Data for this exercise »
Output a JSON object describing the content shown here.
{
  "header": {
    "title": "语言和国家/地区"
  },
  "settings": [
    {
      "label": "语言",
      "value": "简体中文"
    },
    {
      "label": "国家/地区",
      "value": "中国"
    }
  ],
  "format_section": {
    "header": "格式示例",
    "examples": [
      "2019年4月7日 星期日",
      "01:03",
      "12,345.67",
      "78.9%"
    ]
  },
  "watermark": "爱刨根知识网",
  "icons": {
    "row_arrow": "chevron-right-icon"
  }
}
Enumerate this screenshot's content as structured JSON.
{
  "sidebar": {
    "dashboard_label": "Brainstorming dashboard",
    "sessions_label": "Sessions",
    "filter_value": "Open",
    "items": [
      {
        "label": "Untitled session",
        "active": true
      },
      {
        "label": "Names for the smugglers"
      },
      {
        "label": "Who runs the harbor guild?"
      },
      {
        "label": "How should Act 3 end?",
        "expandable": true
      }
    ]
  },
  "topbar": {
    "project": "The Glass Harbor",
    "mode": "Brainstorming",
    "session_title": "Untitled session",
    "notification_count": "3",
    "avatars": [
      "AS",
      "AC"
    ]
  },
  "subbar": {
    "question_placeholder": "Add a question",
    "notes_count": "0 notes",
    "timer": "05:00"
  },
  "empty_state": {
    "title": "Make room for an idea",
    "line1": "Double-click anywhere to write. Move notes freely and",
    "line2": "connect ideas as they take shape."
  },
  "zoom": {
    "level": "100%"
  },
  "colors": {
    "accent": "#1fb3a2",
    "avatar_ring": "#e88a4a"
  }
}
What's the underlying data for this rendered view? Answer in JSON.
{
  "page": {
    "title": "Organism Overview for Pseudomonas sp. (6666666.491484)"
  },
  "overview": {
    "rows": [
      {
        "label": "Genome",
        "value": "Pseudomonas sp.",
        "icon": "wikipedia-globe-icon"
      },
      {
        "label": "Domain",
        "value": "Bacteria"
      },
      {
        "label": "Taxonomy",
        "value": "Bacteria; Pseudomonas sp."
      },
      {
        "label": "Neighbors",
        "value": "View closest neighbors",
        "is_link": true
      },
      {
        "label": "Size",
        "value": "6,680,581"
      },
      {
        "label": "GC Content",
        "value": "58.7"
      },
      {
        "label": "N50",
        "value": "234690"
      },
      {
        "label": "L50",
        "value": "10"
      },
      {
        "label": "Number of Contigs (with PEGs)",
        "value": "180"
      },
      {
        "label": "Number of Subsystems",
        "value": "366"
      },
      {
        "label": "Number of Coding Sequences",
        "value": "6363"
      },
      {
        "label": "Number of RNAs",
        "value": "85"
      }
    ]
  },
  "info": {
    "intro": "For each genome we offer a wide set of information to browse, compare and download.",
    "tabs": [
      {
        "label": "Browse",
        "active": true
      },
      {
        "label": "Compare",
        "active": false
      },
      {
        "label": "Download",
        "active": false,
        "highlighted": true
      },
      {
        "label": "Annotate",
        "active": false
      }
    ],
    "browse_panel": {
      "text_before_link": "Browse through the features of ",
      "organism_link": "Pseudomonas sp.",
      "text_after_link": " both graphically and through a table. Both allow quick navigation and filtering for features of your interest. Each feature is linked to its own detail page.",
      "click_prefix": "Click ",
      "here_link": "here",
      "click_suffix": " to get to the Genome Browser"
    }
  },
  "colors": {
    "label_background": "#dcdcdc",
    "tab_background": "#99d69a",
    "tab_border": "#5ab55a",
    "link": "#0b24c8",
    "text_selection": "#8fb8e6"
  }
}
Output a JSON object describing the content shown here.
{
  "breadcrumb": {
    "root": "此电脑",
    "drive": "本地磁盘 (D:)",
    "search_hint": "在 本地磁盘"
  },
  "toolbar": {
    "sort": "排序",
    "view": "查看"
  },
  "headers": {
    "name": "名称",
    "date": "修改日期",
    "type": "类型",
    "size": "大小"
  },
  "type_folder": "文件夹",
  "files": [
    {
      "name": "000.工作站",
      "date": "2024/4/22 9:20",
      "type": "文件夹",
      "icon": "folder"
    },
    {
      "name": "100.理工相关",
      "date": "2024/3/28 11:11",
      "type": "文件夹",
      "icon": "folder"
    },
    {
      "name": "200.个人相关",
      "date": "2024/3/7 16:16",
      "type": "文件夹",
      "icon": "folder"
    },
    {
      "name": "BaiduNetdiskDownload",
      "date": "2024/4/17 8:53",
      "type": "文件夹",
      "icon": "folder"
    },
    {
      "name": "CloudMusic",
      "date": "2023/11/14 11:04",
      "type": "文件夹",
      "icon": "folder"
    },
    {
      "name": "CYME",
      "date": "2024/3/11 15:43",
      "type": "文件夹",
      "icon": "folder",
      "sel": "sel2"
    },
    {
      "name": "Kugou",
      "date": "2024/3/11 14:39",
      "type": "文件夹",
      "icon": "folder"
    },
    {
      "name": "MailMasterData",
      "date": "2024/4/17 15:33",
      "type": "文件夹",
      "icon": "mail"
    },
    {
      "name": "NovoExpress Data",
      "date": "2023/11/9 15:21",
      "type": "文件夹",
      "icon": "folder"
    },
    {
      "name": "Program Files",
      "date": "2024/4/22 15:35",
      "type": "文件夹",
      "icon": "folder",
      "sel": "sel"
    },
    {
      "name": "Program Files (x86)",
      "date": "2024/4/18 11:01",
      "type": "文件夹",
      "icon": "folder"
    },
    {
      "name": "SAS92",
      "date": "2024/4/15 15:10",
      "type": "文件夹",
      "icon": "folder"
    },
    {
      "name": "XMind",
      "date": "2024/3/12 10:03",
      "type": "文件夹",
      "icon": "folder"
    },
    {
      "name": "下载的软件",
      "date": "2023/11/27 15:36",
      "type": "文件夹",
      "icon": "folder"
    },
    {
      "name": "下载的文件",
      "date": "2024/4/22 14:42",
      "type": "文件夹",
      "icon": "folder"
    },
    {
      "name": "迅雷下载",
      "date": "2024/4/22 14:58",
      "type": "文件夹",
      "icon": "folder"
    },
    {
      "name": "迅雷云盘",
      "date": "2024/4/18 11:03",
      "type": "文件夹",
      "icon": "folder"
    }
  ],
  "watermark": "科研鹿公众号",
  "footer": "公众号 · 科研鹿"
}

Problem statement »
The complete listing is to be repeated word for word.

Solution to this task »
Output a JSON object describing the content shown here.
{
  "header": {
    "title": "语言和国家/地区"
  },
  "settings": [
    {
      "label": "语言",
      "value": "简体中文"
    },
    {
      "label": "国家/地区",
      "value": "中国"
    }
  ],
  "format_section": {
    "header": "格式示例",
    "examples": [
      "2019年4月7日 星期日",
      "01:03",
      "12,345.67",
      "78.9%"
    ]
  },
  "watermark": "爱刨根知识网",
  "icons": {
    "row_arrow": "chevron-right-icon"
  }
}
Enumerate this screenshot's content as structured JSON.
{
  "sidebar": {
    "dashboard_label": "Brainstorming dashboard",
    "sessions_label": "Sessions",
    "filter_value": "Open",
    "items": [
      {
        "label": "Untitled session",
        "active": true
      },
      {
        "label": "Names for the smugglers"
      },
      {
        "label": "Who runs the harbor guild?"
      },
      {
        "label": "How should Act 3 end?",
        "expandable": true
      }
    ]
  },
  "topbar": {
    "project": "The Glass Harbor",
    "mode": "Brainstorming",
    "session_title": "Untitled session",
    "notification_count": "3",
    "avatars": [
      "AS",
      "AC"
    ]
  },
  "subbar": {
    "question_placeholder": "Add a question",
    "notes_count": "0 notes",
    "timer": "05:00"
  },
  "empty_state": {
    "title": "Make room for an idea",
    "line1": "Double-click anywhere to write. Move notes freely and",
    "line2": "connect ideas as they take shape."
  },
  "zoom": {
    "level": "100%"
  },
  "colors": {
    "accent": "#1fb3a2",
    "avatar_ring": "#e88a4a"
  }
}
What's the underlying data for this rendered view? Answer in JSON.
{
  "page": {
    "title": "Organism Overview for Pseudomonas sp. (6666666.491484)"
  },
  "overview": {
    "rows": [
      {
        "label": "Genome",
        "value": "Pseudomonas sp.",
        "icon": "wikipedia-globe-icon"
      },
      {
        "label": "Domain",
        "value": "Bacteria"
      },
      {
        "label": "Taxonomy",
        "value": "Bacteria; Pseudomonas sp."
      },
      {
        "label": "Neighbors",
        "value": "View closest neighbors",
        "is_link": true
      },
      {
        "label": "Size",
        "value": "6,680,581"
      },
      {
        "label": "GC Content",
        "value": "58.7"
      },
      {
        "label": "N50",
        "value": "234690"
      },
      {
        "label": "L50",
        "value": "10"
      },
      {
        "label": "Number of Contigs (with PEGs)",
        "value": "180"
      },
      {
        "label": "Number of Subsystems",
        "value": "366"
      },
      {
        "label": "Number of Coding Sequences",
        "value": "6363"
      },
      {
        "label": "Number of RNAs",
        "value": "85"
      }
    ]
  },
  "info": {
    "intro": "For each genome we offer a wide set of information to browse, compare and download.",
    "tabs": [
      {
        "label": "Browse",
        "active": true
      },
      {
        "label": "Compare",
        "active": false
      },
      {
        "label": "Download",
        "active": false,
        "highlighted": true
      },
      {
        "label": "Annotate",
        "active": false
      }
    ],
    "browse_panel": {
      "text_before_link": "Browse through the features of ",
      "organism_link": "Pseudomonas sp.",
      "text_after_link": " both graphically and through a table. Both allow quick navigation and filtering for features of your interest. Each feature is linked to its own detail page.",
      "click_prefix": "Click ",
      "here_link": "here",
      "click_suffix": " to get to the Genome Browser"
    }
  },
  "colors": {
    "label_background": "#dcdcdc",
    "tab_background": "#99d69a",
    "tab_border": "#5ab55a",
    "link": "#0b24c8",
    "text_selection": "#8fb8e6"
  }
}
Output a JSON object describing the content shown here.
{
  "breadcrumb": {
    "root": "此电脑",
    "drive": "本地磁盘 (D:)",
    "search_hint": "在 本地磁盘"
  },
  "toolbar": {
    "sort": "排序",
    "view": "查看"
  },
  "headers": {
    "name": "名称",
    "date": "修改日期",
    "type": "类型",
    "size": "大小"
  },
  "type_folder": "文件夹",
  "files": [
    {
      "name": "000.工作站",
      "date": "2024/4/22 9:20",
      "type": "文件夹",
      "icon": "folder"
    },
    {
      "name": "100.理工相关",
      "date": "2024/3/28 11:11",
      "type": "文件夹",
      "icon": "folder"
    },
    {
      "name": "200.个人相关",
      "date": "2024/3/7 16:16",
      "type": "文件夹",
      "icon": "folder"
    },
    {
      "name": "BaiduNetdiskDownload",
      "date": "2024/4/17 8:53",
      "type": "文件夹",
      "icon": "folder"
    },
    {
      "name": "CloudMusic",
      "date": "2023/11/14 11:04",
      "type": "文件夹",
      "icon": "folder"
    },
    {
      "name": "CYME",
      "date": "2024/3/11 15:43",
      "type": "文件夹",
      "icon": "folder",
      "sel": "sel2"
    },
    {
      "name": "Kugou",
      "date": "2024/3/11 14:39",
      "type": "文件夹",
      "icon": "folder"
    },
    {
      "name": "MailMasterData",
      "date": "2024/4/17 15:33",
      "type": "文件夹",
      "icon": "mail"
    },
    {
      "name": "NovoExpress Data",
      "date": "2023/11/9 15:21",
      "type": "文件夹",
      "icon": "folder"
    },
    {
      "name": "Program Files",
      "date": "2024/4/22 15:35",
      "type": "文件夹",
      "icon": "folder",
      "sel": "sel"
    },
    {
      "name": "Program Files (x86)",
      "date": "2024/4/18 11:01",
      "type": "文件夹",
      "icon": "folder"
    },
    {
      "name": "SAS92",
      "date": "2024/4/15 15:10",
      "type": "文件夹",
      "icon": "folder"
    },
    {
      "name": "XMind",
      "date": "2024/3/12 10:03",
      "type": "文件夹",
      "icon": "folder"
    },
    {
      "name": "下载的软件",
      "date": "2023/11/27 15:36",
      "type": "文件夹",
      "icon": "folder"
    },
    {
      "name": "下载的文件",
      "date": "2024/4/22 14:42",
      "type": "文件夹",
      "icon": "folder"
    },
    {
      "name": "迅雷下载",
      "date": "2024/4/22 14:58",
      "type": "文件夹",
      "icon": "folder"
    },
    {
      "name": "迅雷云盘",
      "date": "2024/4/18 11:03",
      "type": "文件夹",
      "icon": "folder"
    }
  ],
  "watermark": "科研鹿公众号",
  "footer": "公众号 · 科研鹿"
}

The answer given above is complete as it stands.